What you have to do:
Return all the entries exactly. No pictures.

Listed entries:
= = =

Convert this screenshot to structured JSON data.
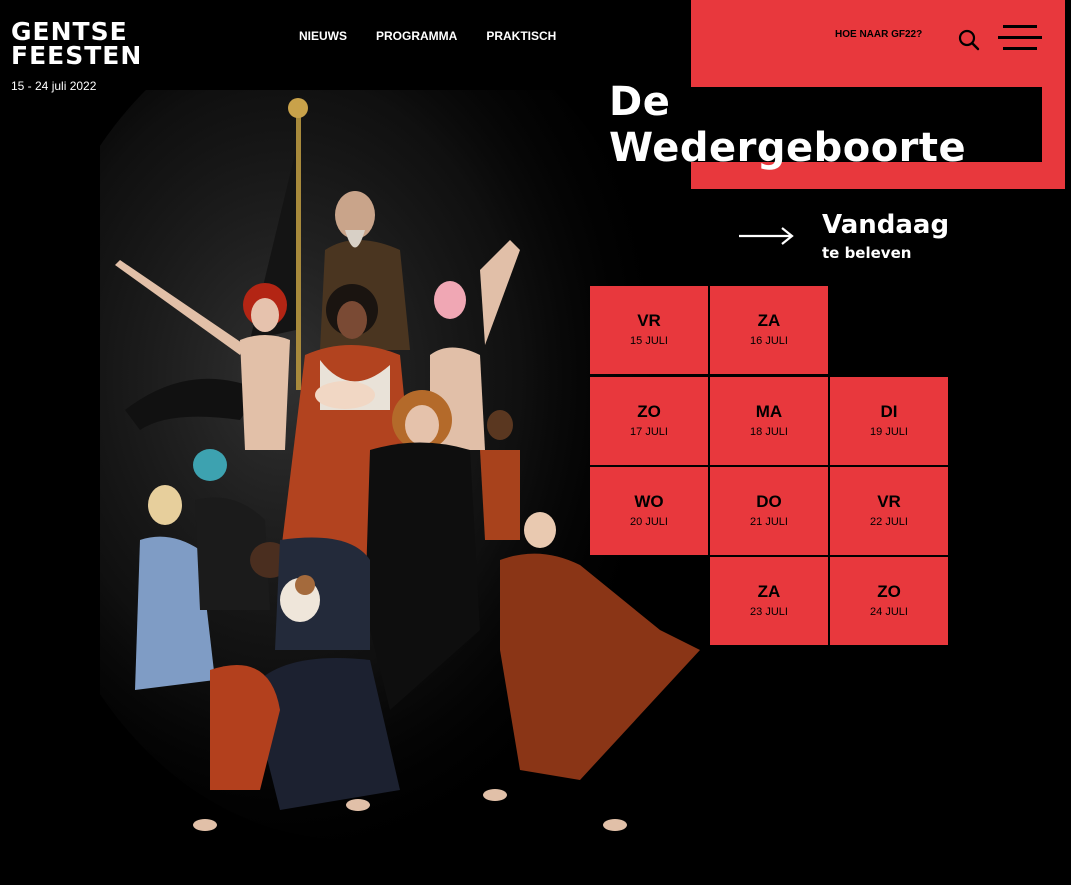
{
  "logo": {
    "line1": "GENTSE",
    "line2": "FEESTEN"
  },
  "festival_dates": "15 - 24 juli 2022",
  "nav": [
    "NIEUWS",
    "PROGRAMMA",
    "PRAKTISCH"
  ],
  "howto_link": "HOE NAAR GF22?",
  "headline": "De Wedergeboorte",
  "today": {
    "main": "Vandaag",
    "sub": "te beleven"
  },
  "days": [
    {
      "day": "VR",
      "date": "15 JULI"
    },
    {
      "day": "ZA",
      "date": "16 JULI"
    },
    {
      "day": "ZO",
      "date": "17 JULI"
    },
    {
      "day": "MA",
      "date": "18 JULI"
    },
    {
      "day": "DI",
      "date": "19 JULI"
    },
    {
      "day": "WO",
      "date": "20 JULI"
    },
    {
      "day": "DO",
      "date": "21 JULI"
    },
    {
      "day": "VR",
      "date": "22 JULI"
    },
    {
      "day": "ZA",
      "date": "23 JULI"
    },
    {
      "day": "ZO",
      "date": "24 JULI"
    }
  ],
  "icons": {
    "search": "search-icon",
    "menu": "hamburger-menu-icon",
    "arrow": "arrow-right-icon"
  },
  "colors": {
    "accent": "#e8383d",
    "background": "#000000",
    "text": "#ffffff"
  }
}
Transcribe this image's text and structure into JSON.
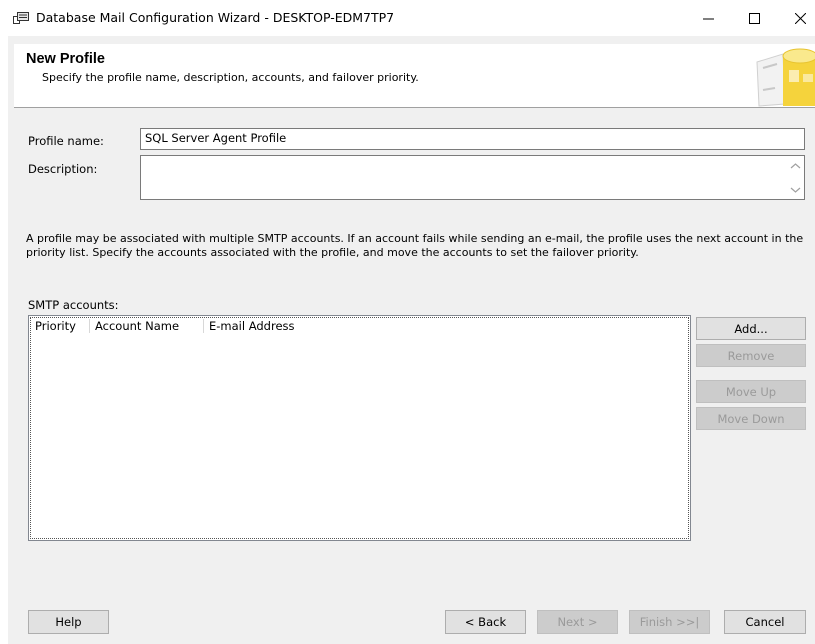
{
  "window": {
    "title": "Database Mail Configuration Wizard - DESKTOP-EDM7TP7"
  },
  "header": {
    "title": "New Profile",
    "subtitle": "Specify the profile name, description, accounts, and failover priority."
  },
  "form": {
    "profile_name_label": "Profile name:",
    "profile_name_value": "SQL Server Agent Profile",
    "description_label": "Description:",
    "description_value": ""
  },
  "info_text": "A profile may be associated with multiple SMTP accounts. If an account fails while sending an e-mail, the profile uses the next account in the priority list. Specify the accounts associated with the profile, and move the accounts to set the failover priority.",
  "smtp": {
    "label": "SMTP accounts:",
    "columns": [
      "Priority",
      "Account Name",
      "E-mail Address"
    ],
    "rows": []
  },
  "side_buttons": {
    "add": "Add...",
    "remove": "Remove",
    "move_up": "Move Up",
    "move_down": "Move Down"
  },
  "footer": {
    "help": "Help",
    "back": "< Back",
    "next": "Next >",
    "finish": "Finish >>|",
    "cancel": "Cancel"
  },
  "colors": {
    "dialog_bg": "#f0f0f0",
    "button_bg": "#e1e1e1",
    "disabled_text": "#9a9a9a",
    "header_graphic_yellow": "#f5d33c"
  }
}
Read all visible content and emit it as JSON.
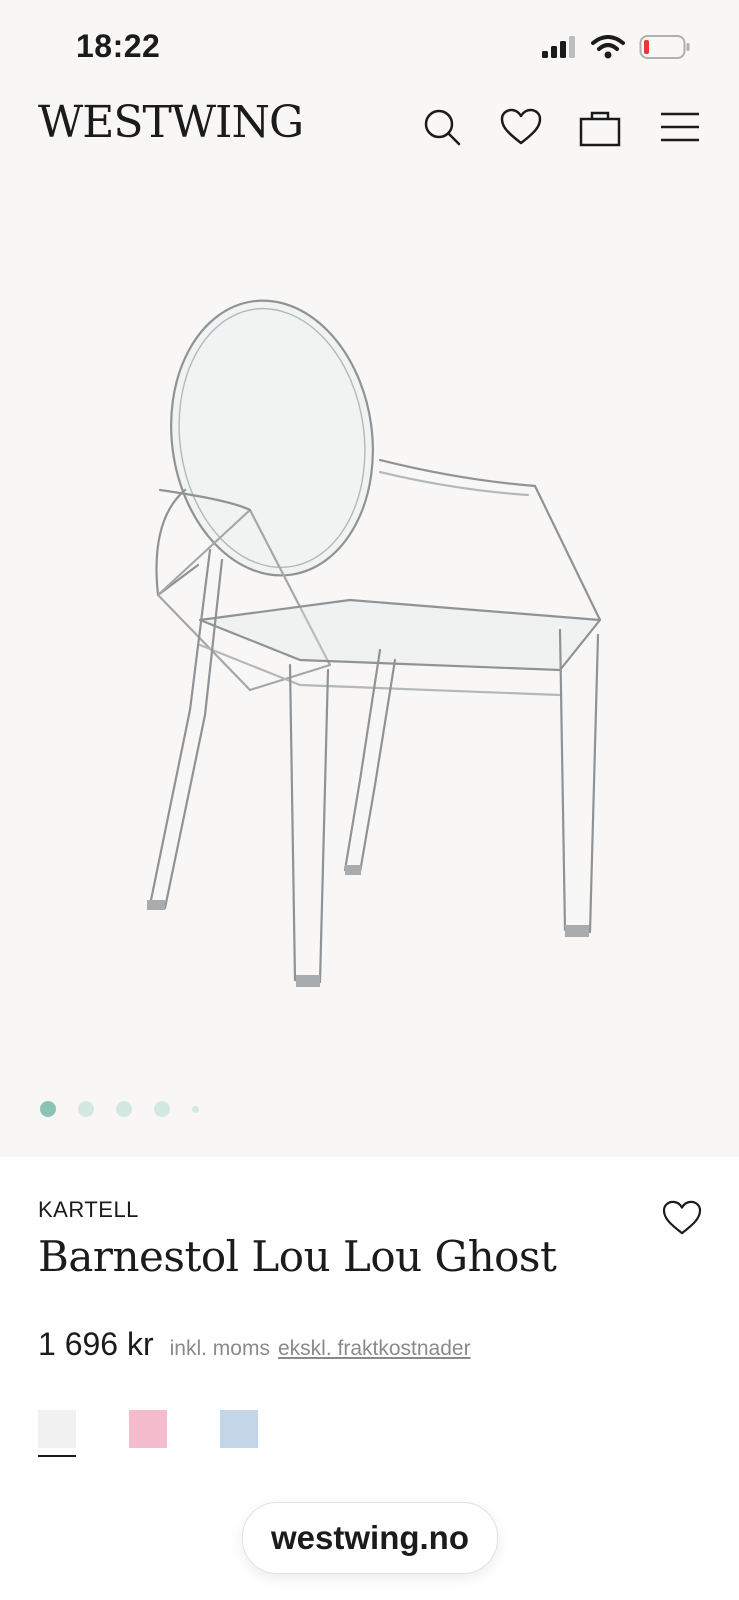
{
  "status_bar": {
    "time": "18:22"
  },
  "header": {
    "logo": "WESTWING",
    "icons": [
      "search-icon",
      "heart-icon",
      "bag-icon",
      "menu-icon"
    ]
  },
  "gallery": {
    "slide_count": 5,
    "active_index": 0
  },
  "product": {
    "brand": "KARTELL",
    "title": "Barnestol Lou Lou Ghost",
    "price": "1 696 kr",
    "vat_note": "inkl. moms",
    "shipping_link": "ekskl. fraktkostnader",
    "colors": [
      {
        "name": "clear",
        "hex": "#f1f1f1",
        "selected": true
      },
      {
        "name": "pink",
        "hex": "#f4bccc",
        "selected": false
      },
      {
        "name": "blue",
        "hex": "#c3d6e8",
        "selected": false
      }
    ]
  },
  "browser": {
    "url": "westwing.no"
  },
  "colors": {
    "background": "#f8f7f6",
    "accent_dot": "#8bc4b6",
    "text": "#1b1b1b"
  }
}
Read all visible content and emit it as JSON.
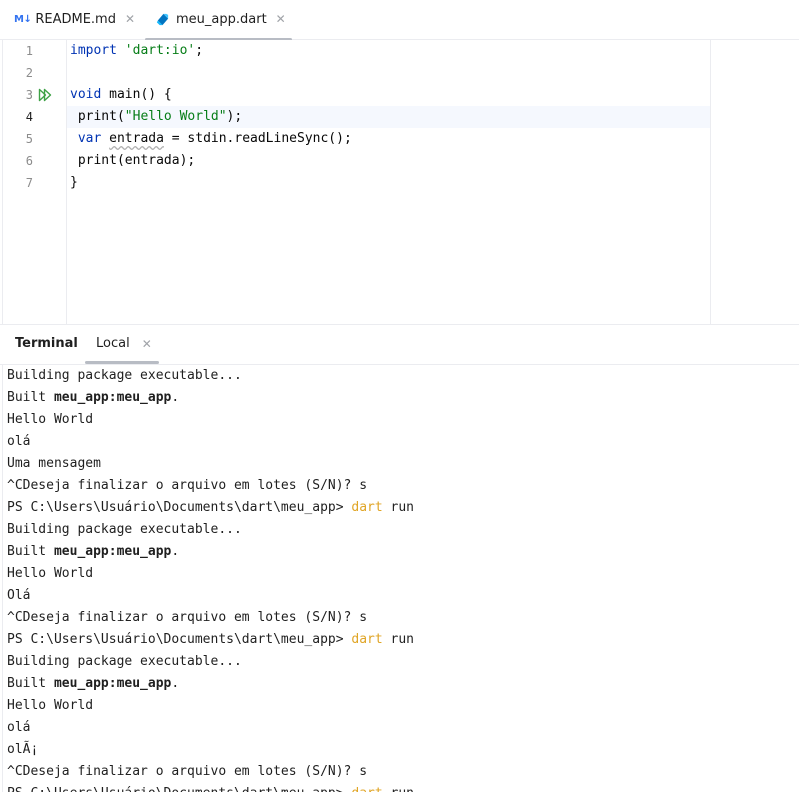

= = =

Expected answer:
Convert this screenshot to structured JSON data.
{
  "logo": {
    "line1": "GENTSE",
    "line2": "FEESTEN"
  },
  "festival_dates": "15 - 24 juli 2022",
  "nav": [
    "NIEUWS",
    "PROGRAMMA",
    "PRAKTISCH"
  ],
  "howto_link": "HOE NAAR GF22?",
  "headline": "De Wedergeboorte",
  "today": {
    "main": "Vandaag",
    "sub": "te beleven"
  },
  "days": [
    {
      "day": "VR",
      "date": "15 JULI"
    },
    {
      "day": "ZA",
      "date": "16 JULI"
    },
    {
      "day": "ZO",
      "date": "17 JULI"
    },
    {
      "day": "MA",
      "date": "18 JULI"
    },
    {
      "day": "DI",
      "date": "19 JULI"
    },
    {
      "day": "WO",
      "date": "20 JULI"
    },
    {
      "day": "DO",
      "date": "21 JULI"
    },
    {
      "day": "VR",
      "date": "22 JULI"
    },
    {
      "day": "ZA",
      "date": "23 JULI"
    },
    {
      "day": "ZO",
      "date": "24 JULI"
    }
  ],
  "icons": {
    "search": "search-icon",
    "menu": "hamburger-menu-icon",
    "arrow": "arrow-right-icon"
  },
  "colors": {
    "accent": "#e8383d",
    "background": "#000000",
    "text": "#ffffff"
  }
}
Transcribe this image's text and structure into JSON.
{
  "window": {
    "title": "Database Mail Configuration Wizard - DESKTOP-EDM7TP7"
  },
  "header": {
    "title": "New Profile",
    "subtitle": "Specify the profile name, description, accounts, and failover priority."
  },
  "form": {
    "profile_name_label": "Profile name:",
    "profile_name_value": "SQL Server Agent Profile",
    "description_label": "Description:",
    "description_value": ""
  },
  "info_text": "A profile may be associated with multiple SMTP accounts. If an account fails while sending an e-mail, the profile uses the next account in the priority list. Specify the accounts associated with the profile, and move the accounts to set the failover priority.",
  "smtp": {
    "label": "SMTP accounts:",
    "columns": [
      "Priority",
      "Account Name",
      "E-mail Address"
    ],
    "rows": []
  },
  "side_buttons": {
    "add": "Add...",
    "remove": "Remove",
    "move_up": "Move Up",
    "move_down": "Move Down"
  },
  "footer": {
    "help": "Help",
    "back": "< Back",
    "next": "Next >",
    "finish": "Finish >>|",
    "cancel": "Cancel"
  },
  "colors": {
    "dialog_bg": "#f0f0f0",
    "button_bg": "#e1e1e1",
    "disabled_text": "#9a9a9a",
    "header_graphic_yellow": "#f5d33c"
  }
}
Read all visible content and emit it as JSON.
{
  "status_bar": {
    "time": "18:22"
  },
  "header": {
    "logo": "WESTWING",
    "icons": [
      "search-icon",
      "heart-icon",
      "bag-icon",
      "menu-icon"
    ]
  },
  "gallery": {
    "slide_count": 5,
    "active_index": 0
  },
  "product": {
    "brand": "KARTELL",
    "title": "Barnestol Lou Lou Ghost",
    "price": "1 696 kr",
    "vat_note": "inkl. moms",
    "shipping_link": "ekskl. fraktkostnader",
    "colors": [
      {
        "name": "clear",
        "hex": "#f1f1f1",
        "selected": true
      },
      {
        "name": "pink",
        "hex": "#f4bccc",
        "selected": false
      },
      {
        "name": "blue",
        "hex": "#c3d6e8",
        "selected": false
      }
    ]
  },
  "browser": {
    "url": "westwing.no"
  },
  "colors": {
    "background": "#f8f7f6",
    "accent_dot": "#8bc4b6",
    "text": "#1b1b1b"
  }
}
Read all visible content and emit it as JSON.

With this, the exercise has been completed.